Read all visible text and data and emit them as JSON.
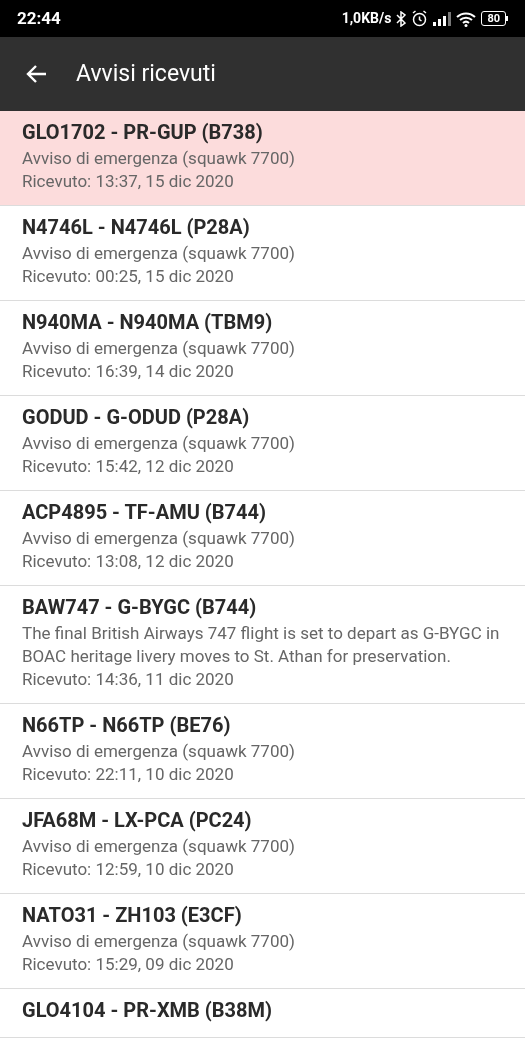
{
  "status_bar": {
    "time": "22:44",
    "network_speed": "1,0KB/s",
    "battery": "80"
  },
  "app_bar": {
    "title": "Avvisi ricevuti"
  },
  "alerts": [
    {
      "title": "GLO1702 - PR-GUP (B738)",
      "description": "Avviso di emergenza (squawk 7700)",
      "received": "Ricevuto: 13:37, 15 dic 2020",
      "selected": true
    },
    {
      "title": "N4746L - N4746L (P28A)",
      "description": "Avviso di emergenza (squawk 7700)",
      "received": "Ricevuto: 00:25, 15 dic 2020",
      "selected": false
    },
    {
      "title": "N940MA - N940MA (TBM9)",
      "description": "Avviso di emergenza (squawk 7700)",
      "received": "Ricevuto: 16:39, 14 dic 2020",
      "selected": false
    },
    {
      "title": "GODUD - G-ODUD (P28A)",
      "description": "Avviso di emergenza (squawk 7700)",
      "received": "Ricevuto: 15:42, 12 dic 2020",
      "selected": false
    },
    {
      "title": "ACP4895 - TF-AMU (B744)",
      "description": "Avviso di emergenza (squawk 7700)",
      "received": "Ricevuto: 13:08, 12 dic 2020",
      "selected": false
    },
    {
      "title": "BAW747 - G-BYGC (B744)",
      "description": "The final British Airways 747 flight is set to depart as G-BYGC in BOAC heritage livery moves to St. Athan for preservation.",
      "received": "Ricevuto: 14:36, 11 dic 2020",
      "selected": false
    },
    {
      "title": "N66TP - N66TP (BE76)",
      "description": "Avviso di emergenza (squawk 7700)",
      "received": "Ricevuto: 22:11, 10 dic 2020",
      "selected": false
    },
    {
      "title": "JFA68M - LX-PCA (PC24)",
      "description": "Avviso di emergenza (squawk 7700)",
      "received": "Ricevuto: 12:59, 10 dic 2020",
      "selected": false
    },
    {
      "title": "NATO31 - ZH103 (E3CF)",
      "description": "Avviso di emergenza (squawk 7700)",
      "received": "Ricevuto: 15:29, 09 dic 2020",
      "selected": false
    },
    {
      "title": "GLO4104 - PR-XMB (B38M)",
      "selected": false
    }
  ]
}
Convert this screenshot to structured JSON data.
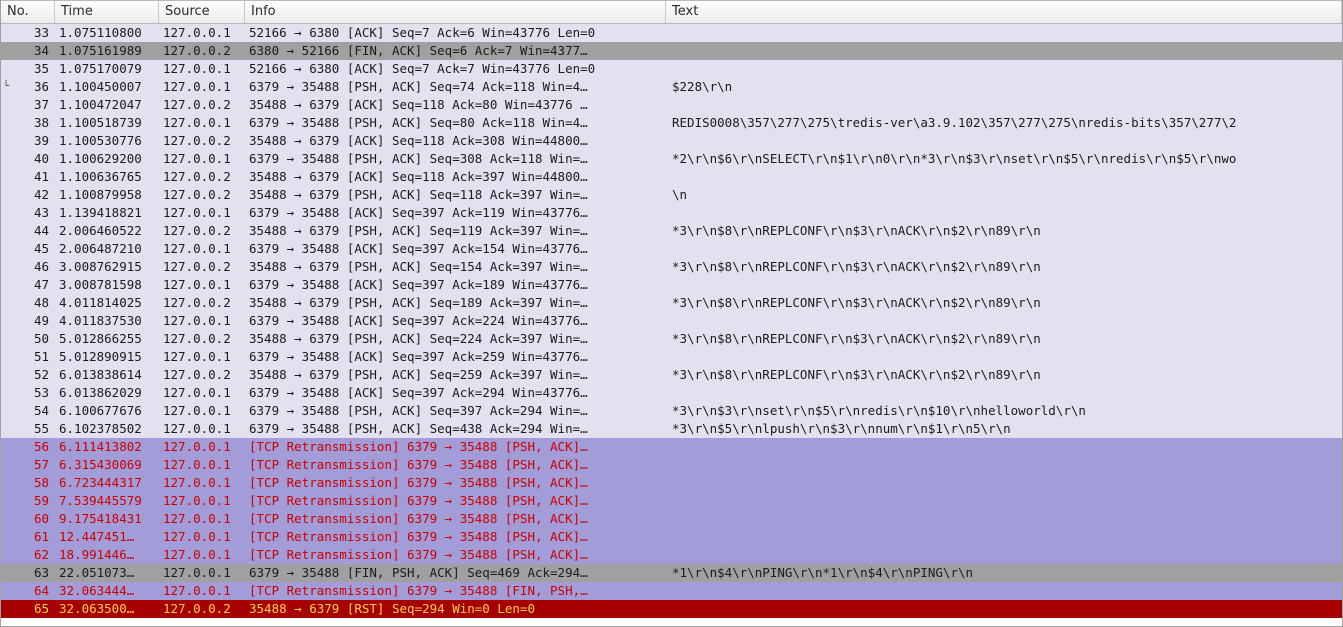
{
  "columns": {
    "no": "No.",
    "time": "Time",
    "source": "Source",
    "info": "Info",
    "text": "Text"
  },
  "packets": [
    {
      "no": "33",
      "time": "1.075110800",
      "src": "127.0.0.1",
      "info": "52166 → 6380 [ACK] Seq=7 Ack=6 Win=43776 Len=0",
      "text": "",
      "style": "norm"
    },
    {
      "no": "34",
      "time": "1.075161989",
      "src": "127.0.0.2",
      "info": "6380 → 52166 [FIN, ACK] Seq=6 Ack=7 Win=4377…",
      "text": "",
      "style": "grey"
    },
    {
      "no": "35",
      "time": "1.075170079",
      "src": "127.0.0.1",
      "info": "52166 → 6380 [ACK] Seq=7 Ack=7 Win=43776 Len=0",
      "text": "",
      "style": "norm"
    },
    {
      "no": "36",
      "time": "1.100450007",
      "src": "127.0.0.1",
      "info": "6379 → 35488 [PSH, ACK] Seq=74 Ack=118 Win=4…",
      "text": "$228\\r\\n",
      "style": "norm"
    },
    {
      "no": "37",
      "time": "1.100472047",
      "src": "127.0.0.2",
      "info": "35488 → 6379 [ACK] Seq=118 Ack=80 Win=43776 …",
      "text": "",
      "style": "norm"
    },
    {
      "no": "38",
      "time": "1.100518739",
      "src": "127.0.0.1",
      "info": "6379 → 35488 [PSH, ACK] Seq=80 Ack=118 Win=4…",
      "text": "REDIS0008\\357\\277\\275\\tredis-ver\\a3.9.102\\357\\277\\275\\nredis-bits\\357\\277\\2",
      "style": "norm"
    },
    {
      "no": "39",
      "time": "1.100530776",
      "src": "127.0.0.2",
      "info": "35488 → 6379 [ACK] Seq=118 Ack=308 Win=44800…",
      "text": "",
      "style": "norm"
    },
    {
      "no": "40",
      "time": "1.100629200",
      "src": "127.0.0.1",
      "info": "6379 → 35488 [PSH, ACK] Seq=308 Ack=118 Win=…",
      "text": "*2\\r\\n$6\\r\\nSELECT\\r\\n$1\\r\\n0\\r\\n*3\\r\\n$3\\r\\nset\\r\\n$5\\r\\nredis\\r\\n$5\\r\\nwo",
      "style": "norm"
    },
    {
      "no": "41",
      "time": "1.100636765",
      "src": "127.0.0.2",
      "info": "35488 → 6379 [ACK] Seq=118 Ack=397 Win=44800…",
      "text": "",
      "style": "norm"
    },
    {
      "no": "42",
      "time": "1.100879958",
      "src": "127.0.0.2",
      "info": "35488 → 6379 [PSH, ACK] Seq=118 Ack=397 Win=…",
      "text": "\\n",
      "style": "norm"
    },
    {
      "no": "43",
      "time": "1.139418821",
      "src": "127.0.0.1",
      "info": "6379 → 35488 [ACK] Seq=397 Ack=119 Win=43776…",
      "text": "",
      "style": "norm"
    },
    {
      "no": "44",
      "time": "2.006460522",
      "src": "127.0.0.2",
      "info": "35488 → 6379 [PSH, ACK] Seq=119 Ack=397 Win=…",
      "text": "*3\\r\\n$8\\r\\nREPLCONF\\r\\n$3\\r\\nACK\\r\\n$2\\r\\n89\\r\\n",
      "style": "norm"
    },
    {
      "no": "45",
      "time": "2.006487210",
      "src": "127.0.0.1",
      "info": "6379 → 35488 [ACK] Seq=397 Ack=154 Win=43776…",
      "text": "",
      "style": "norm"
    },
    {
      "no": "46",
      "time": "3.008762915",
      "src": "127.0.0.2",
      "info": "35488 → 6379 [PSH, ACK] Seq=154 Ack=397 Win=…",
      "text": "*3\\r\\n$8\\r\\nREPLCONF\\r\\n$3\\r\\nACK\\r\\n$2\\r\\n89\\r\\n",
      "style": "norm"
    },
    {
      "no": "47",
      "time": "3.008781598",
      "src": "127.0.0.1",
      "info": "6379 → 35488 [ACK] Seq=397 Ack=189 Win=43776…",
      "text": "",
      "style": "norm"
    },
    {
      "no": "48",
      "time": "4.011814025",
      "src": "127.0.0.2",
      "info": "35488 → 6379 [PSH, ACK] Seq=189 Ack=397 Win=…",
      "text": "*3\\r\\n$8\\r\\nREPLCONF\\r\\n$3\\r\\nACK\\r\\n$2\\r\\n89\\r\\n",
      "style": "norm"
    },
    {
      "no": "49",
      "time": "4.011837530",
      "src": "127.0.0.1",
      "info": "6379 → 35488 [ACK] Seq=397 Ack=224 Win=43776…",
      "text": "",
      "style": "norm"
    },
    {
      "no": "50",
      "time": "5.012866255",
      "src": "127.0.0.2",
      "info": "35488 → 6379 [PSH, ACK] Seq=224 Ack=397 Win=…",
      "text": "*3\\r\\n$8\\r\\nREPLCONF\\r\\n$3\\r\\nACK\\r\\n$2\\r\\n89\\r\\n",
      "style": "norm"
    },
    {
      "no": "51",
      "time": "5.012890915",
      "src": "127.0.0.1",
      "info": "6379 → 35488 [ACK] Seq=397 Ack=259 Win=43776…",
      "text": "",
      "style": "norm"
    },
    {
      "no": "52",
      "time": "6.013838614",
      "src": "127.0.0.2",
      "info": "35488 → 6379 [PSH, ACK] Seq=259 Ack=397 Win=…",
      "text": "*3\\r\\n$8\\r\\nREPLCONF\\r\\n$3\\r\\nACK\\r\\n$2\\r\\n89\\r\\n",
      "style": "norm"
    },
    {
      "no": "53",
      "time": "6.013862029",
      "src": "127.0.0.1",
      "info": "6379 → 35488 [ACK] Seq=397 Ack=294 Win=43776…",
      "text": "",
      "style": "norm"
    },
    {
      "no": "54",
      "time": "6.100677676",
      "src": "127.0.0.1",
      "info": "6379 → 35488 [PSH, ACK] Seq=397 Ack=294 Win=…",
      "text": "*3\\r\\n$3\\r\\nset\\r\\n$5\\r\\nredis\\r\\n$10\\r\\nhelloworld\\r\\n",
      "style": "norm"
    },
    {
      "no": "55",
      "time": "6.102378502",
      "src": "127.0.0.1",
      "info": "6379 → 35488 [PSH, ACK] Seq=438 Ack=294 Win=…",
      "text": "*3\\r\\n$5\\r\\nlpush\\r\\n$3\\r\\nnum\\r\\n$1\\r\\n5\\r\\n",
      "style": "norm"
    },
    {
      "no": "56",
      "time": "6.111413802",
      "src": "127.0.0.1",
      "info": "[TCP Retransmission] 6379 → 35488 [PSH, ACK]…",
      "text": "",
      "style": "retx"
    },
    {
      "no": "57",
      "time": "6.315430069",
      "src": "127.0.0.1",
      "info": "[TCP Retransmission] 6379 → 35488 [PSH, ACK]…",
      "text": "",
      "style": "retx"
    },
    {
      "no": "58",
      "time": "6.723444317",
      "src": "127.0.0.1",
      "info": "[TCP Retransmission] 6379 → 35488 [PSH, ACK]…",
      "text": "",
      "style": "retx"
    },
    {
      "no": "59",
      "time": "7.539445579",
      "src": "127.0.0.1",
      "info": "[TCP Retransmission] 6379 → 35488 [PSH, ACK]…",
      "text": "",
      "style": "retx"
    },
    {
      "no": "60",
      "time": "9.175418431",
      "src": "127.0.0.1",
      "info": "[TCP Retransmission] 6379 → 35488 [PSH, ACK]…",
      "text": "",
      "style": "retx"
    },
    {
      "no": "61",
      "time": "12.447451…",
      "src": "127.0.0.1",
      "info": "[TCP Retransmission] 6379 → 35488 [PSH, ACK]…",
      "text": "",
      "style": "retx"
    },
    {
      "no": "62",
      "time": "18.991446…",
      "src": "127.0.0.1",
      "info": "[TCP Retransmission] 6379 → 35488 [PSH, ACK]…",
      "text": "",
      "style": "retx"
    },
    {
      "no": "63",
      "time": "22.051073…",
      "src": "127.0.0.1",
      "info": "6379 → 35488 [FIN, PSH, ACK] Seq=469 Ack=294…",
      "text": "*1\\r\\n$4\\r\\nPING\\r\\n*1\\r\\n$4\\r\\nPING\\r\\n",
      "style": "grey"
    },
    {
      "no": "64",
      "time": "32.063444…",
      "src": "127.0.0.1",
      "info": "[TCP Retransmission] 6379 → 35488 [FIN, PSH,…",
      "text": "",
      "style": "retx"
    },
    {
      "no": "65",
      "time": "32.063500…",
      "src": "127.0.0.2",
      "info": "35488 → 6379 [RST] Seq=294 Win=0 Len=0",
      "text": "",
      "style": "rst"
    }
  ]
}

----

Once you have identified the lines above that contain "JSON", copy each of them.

◆ **Worked solution**
Read all visible text and data and emit them as JSON.
Convert this screenshot to structured JSON data.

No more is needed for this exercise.